Tricky Witch is naughty and casts ‘tricky’ spells in Monster Phonics Land often causing chaos. She lives in the haunted house with the ghosts and the black cats. Her nieces, the Little Witches come to visit. Tricky Witch loves jewellery and gold bling!
- The Black Cats X
The Black Cats
The black cats make the phonetic sounds. These are the 26 letters of the alphabetic, 9 consonant digraphs and or and ur. They do not need as sound cue as they are phonetic.
The black cats are happy and playful. They like to line up in a row to make phonetic words. The cats don’t understand Tricky Witch’s magic or how the ghosts can disappear but they are learning how to read simple words using their letter sounds.
Accelerated learning creates confident children
Engaging, multisensory lessons make learning fun
Easy to teach the National Curriculum
Significantly improves results for every child
The Monster Phonics Approach is based on Linguistic Research

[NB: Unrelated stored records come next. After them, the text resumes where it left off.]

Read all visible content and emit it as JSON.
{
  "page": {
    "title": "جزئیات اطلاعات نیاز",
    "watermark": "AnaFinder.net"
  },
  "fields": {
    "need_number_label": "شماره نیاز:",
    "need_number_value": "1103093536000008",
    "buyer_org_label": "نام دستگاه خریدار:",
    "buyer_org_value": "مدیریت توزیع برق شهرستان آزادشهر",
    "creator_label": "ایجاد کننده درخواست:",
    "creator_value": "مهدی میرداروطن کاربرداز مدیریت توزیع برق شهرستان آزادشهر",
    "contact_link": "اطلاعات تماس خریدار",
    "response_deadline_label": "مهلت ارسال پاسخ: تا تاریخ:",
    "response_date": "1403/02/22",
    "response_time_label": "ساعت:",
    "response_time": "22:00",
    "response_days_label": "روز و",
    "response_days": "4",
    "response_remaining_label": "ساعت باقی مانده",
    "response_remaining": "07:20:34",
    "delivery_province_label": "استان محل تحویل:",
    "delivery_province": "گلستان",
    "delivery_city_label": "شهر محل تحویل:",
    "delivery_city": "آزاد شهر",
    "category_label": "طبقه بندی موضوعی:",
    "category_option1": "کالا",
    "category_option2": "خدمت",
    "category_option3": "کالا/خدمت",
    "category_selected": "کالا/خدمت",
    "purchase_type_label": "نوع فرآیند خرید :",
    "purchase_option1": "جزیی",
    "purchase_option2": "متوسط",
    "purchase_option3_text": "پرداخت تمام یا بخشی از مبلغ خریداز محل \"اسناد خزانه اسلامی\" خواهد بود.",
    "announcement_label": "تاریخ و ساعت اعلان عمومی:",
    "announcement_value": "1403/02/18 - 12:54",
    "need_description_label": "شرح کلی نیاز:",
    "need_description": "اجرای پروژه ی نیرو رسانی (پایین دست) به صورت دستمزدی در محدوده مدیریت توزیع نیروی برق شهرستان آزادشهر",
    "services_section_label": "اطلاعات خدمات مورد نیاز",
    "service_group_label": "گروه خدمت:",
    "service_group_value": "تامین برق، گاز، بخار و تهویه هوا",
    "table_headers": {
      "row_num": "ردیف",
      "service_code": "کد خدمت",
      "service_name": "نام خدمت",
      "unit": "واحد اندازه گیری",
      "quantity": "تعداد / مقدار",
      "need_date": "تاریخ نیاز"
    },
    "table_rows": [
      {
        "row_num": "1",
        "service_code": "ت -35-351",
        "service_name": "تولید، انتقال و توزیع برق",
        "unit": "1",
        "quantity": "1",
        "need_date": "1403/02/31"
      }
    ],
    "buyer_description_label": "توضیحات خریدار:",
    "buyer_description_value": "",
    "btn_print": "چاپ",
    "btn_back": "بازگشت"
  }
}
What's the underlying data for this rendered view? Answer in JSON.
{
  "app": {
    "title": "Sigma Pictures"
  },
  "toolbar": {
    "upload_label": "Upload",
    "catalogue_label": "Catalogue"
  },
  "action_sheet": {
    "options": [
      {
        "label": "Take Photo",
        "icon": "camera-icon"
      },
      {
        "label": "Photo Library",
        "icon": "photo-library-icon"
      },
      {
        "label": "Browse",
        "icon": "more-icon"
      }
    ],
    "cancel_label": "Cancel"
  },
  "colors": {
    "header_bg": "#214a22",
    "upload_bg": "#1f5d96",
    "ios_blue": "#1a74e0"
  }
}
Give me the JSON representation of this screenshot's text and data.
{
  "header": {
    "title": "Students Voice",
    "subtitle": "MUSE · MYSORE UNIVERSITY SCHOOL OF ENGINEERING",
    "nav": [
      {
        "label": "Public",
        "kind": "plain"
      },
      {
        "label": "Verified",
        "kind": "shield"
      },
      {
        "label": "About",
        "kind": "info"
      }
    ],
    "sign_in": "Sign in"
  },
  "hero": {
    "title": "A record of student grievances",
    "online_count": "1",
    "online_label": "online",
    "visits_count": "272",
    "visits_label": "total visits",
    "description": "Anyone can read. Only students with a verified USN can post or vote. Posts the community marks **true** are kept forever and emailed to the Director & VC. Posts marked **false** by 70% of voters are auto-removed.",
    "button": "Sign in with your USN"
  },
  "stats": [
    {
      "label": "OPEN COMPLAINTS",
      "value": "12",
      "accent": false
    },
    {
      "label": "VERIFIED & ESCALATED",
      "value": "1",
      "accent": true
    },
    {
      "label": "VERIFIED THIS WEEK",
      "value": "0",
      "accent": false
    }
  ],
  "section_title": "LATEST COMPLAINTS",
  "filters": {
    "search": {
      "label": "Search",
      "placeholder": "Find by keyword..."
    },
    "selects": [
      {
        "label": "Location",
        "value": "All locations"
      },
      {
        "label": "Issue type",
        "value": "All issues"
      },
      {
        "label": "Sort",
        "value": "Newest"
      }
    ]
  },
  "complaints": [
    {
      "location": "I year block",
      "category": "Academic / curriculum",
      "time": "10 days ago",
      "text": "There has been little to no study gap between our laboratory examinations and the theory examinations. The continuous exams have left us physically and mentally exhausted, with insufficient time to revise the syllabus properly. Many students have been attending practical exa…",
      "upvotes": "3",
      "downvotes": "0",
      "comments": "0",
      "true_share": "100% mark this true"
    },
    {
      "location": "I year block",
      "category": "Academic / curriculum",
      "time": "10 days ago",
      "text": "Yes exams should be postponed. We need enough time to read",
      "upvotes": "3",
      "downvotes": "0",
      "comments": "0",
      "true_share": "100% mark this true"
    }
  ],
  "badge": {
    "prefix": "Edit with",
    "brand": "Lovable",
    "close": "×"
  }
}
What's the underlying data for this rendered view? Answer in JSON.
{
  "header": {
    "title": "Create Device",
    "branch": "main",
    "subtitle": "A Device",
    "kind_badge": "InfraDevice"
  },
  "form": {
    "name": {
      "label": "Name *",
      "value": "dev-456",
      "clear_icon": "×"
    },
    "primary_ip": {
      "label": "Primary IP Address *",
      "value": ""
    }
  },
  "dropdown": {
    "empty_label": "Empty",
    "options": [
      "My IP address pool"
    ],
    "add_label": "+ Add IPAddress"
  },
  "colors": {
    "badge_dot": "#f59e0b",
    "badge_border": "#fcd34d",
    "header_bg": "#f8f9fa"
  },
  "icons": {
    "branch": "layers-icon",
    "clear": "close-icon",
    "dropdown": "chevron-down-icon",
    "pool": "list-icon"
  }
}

Monster Phonics was developed by Ingrid Connors, a primary teacher, phonics specialist and audiological scientist. Ingrid’s experiences within education and her scientific background led her to focus research on the linguistic obstacles to literacy and specifically how these can be overcome through the systematic teaching of phonics.
The outcomes of this research form the foundations of Monster Phonics:
- There are linguistic characteristics specific to the English language that making learning to read and spell more difficult – these are long vowels, silent letters and ‘tricky’ letters. This is largely the result of historical changes to our language.
- Showing children the sound of each grapheme through very simple colour-coding makes learning to read and spell easier.
- Engagement is key to learning – a phonics programme that is successful for all children must achieve a high level of interest and engagement. Multisensory teaching improves engagement.
The improvement in phonics screening scores, and increased reading and spelling progression seen in schools that use Monster Phonics is proof that the system based on scientific research enhances the learning process.
Monster Phonics was voted as one of the top twenty ideas in world education at the BETT show in 2015 and was a BETT finalist in 2017.